Task instructions >>
Which lines of the records below contain the word "value"? Copy each of them out.

***** Data excerpts

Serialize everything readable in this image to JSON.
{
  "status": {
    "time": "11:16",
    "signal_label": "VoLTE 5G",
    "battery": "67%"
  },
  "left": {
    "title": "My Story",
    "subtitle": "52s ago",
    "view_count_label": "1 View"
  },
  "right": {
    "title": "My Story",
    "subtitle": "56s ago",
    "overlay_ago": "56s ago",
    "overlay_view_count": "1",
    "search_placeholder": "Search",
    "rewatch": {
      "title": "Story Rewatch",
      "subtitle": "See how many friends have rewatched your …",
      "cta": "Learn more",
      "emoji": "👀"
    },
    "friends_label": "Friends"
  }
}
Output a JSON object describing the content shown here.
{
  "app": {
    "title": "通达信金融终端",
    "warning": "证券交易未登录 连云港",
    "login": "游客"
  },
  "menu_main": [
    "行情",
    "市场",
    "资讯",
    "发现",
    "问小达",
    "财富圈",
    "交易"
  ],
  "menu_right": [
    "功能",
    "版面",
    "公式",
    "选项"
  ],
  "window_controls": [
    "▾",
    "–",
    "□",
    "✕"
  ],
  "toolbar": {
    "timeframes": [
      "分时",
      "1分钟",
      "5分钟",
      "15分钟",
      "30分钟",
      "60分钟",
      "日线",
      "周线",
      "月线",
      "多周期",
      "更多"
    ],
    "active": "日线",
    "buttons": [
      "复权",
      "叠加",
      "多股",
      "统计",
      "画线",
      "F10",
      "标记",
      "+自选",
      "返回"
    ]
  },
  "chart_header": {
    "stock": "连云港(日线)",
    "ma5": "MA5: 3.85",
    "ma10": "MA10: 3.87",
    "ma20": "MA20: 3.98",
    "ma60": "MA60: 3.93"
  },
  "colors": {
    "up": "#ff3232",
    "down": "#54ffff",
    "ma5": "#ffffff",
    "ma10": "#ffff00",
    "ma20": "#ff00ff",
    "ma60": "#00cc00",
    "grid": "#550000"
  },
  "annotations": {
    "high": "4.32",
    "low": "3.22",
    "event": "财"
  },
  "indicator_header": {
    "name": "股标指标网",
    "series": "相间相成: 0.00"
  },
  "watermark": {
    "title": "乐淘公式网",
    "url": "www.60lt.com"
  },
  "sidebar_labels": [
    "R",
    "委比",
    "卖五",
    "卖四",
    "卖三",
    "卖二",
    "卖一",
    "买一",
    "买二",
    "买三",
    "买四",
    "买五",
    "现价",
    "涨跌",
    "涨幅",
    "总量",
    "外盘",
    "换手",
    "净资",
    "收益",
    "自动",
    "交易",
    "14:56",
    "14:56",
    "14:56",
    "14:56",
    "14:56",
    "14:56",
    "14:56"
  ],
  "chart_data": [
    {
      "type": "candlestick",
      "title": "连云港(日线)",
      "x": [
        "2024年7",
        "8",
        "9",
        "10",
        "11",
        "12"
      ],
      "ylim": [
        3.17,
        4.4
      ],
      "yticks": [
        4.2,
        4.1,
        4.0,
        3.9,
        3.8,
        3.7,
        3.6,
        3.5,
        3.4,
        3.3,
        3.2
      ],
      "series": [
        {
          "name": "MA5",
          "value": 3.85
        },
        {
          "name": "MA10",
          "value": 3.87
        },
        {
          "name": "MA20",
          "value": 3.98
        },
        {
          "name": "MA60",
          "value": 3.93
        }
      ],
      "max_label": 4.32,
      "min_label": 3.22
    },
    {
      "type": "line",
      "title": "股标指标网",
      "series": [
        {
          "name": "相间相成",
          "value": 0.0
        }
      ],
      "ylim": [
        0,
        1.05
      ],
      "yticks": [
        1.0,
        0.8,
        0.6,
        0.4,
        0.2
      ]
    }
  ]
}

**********

Finished task >>
          "value": 3.85
          "value": 3.87
          "value": 3.98
          "value": 3.93
          "value": 0.0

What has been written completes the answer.